Two of Richmond's sprawling, old school pleasure parks, Byrd and Forest Hill, are so entwined in Richmond's verdant terrain that lots of us pass these familiar haunts on a regular basis without acknowledging what a tonic they provide our frayed nerves and frenzied days. But occasional, unexpected changes at these taken-for-granted precincts smack us in the face: We see things afresh and with renewed appreciation.
Recent enhancements at Byrd Park, our city's largest greensward, and Forest Hill Park on the South Side prompt such a jolt. Byrd Park's Fountain Lake has received a welcome amenity with a handsome new brick concession structure while the lake at Forest Hill Park has recently returned to, well, lake status after being swamplike for far too long. Bottom line: Summer in the city is better this year.
Fountain Lake, immediately east of a stretch of the Boulevard that clears the Christopher Columbus monument and swings around the reservoir, is one of Byrd Park's three lakes. It, like the others, was molded from an extended ravine that once cut toward the James River. The lakes were just one feature of an ambitious and long-range development plan that city engineer Wilfred E. Cutshaw doggedly maneuvered through City Hall from 1873 to 1907 that made Byrd Park, at 300 acres, Richmond's largest public open space. Like Manhattan's 700-acre Central Park, it offers a broad range of activities — including passive natural areas, athletic playing fields and a highly programmed cultural line-up of exhibitions, theater, dance and music.
A landmark centerpiece of Byrd Park is Fountain Lake. It is punctuated by a 37-foot wide ornamental spray fountain which at some time long past was illuminated, courtesy of the Department of Public Utilities. And although once-popular wooden row boats have given way to gaudy plastic paddle boats, the lake still draws fishermen. And wildlife stands a chance here: On a recent Sunday afternoon a Canadian goose navigates the shoreline trailed by nine obedient goslings.
The big news at Fountain Lake, however, is the new, eight-sided, red brick concession building that is architecturally ambitious enough to have been officially christened the Landing. Designed by the local architecture firm of Worley and Associates, the Roman Doric-styled park house pulls cues from, but doesn't mimic, a number of Richmond's late-19th century octagonal Richmond park houses. The nearest example is the Round House, finely articulated amid a grove of ancient oak trees slightly to the southeast of the lake.
The Landing has a crisp, peaked roof that leads to a multiwindowed monitor. The building houses public restrooms (with waterless urinals); offers free Wi-Fi and has a terraced area furnished with attractive picnic tables topped with dark green umbrellas. Sally Bell's, the grande dame of Richmond's casual eateries, has recently opened a concession here and has added hot dogs and hamburgers to its decidedly Southern menu of chicken salad and ham rolls.
Forest Hill Park was once untamed farmland and the site of a country estate.
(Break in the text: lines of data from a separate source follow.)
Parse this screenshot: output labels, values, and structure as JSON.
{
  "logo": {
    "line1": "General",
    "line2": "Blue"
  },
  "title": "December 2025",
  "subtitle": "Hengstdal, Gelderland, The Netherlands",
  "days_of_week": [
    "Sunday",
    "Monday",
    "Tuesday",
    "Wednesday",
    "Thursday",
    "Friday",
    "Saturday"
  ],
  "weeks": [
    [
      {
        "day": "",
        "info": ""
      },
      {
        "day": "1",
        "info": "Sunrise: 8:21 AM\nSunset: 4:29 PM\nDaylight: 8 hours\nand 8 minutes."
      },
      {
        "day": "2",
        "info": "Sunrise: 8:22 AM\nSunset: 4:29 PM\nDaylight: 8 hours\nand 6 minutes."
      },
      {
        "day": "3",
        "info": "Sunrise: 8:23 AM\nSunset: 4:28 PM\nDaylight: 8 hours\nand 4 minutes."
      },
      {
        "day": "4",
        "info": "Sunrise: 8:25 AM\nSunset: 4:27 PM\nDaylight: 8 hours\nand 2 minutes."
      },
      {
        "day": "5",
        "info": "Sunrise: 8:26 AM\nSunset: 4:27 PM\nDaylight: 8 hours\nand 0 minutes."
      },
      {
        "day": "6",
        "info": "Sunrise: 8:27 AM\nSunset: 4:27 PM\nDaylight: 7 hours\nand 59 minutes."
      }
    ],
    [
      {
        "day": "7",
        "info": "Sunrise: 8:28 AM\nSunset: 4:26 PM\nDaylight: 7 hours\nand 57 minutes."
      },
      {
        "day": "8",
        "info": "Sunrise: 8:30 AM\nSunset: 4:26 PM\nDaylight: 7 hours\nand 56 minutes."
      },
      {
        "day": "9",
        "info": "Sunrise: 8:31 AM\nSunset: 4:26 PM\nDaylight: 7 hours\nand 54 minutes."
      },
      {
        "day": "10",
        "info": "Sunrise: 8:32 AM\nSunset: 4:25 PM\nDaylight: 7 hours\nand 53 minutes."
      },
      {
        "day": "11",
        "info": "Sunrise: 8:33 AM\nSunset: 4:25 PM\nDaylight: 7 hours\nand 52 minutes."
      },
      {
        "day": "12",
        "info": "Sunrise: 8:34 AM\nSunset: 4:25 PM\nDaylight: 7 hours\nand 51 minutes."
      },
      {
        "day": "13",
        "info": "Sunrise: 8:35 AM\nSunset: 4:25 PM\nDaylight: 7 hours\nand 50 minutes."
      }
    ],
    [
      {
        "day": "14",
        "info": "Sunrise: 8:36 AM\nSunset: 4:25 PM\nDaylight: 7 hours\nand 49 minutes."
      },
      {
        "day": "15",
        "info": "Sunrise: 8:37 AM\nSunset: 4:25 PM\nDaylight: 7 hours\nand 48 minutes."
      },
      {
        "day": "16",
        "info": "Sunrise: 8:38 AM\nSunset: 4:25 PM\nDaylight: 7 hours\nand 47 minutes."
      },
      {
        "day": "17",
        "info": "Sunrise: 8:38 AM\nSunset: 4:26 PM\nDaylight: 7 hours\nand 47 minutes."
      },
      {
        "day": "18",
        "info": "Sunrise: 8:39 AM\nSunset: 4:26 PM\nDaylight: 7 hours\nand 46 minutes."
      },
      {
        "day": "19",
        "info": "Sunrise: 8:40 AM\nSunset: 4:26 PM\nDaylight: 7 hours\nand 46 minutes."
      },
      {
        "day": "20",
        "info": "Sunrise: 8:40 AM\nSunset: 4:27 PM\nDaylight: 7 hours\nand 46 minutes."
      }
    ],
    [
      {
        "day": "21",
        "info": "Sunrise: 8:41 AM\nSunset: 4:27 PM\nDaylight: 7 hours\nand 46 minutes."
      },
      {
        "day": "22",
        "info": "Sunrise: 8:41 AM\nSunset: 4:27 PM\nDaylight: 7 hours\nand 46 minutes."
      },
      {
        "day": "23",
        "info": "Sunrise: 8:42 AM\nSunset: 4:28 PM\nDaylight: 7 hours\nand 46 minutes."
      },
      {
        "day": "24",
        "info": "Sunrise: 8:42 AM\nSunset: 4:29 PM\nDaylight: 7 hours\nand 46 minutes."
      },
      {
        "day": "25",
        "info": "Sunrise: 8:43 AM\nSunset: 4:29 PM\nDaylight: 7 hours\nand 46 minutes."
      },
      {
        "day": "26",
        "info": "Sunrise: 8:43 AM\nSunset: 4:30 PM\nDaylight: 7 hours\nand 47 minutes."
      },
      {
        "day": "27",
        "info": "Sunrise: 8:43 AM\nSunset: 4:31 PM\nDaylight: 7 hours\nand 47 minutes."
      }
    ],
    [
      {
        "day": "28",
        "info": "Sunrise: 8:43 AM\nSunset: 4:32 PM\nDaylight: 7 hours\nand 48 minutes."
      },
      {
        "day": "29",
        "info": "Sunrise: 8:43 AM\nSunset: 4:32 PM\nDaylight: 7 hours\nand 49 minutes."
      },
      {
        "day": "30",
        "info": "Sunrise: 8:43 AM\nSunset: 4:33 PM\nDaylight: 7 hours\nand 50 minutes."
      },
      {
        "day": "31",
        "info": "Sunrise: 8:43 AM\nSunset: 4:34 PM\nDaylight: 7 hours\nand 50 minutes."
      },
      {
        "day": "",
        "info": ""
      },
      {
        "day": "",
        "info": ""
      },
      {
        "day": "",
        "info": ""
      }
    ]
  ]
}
For years, its swampy lower reaches (and lonely hut) attracted more mosquitoes than visitors.Change has also taken place across the river at Forest Hill Park. The weekly farmers' market is drawing crowds here, but there are quieter pleasures, too.
The newer of the two parks, Forest Hill became city property in 1933 after having served for more than 40 years as a privately owned amusement park at the terminus of a major street car line. Before that, it had been farmland and a country estate, Boscobel, which means “beautiful woods” in Italian.
It being the Great Depression when the property became a public park, the federal Works Progress Administration put folks to work paving foot paths through those woods with cobblestones. And at the bottom of a plunging ravine through which Reedy Creek flowed, a stone-walled and slate-roofed gazebo was installed along with a small warming hut for wintertime lakeside gatherings when the lake froze over — sounds quaint, doesn't it? When was the last time that happened?
By the 1970s, however, suburban development upstream along Reedy Creek had fed enough sediment into the lake that it had become a designated wetland. Some well-meaning environmentalist insisted that this was a natural development and successfully advocated a hands-off policy on the site. But a bog is a bog and many neighbors and park officials reached the conclusion that the lower reaches of Forest Hill Park had hit bottom. Miraculously, the space has been returned from malaria-pit wannabe to something resembling its former, admittedly unnatural, glory. Now all we need are some cold, old-fashioned winters and a frozen lake.
During the next few weeks, as beaches, bays and mountains beckon, this may be the season to rediscover some renewed local pleasures.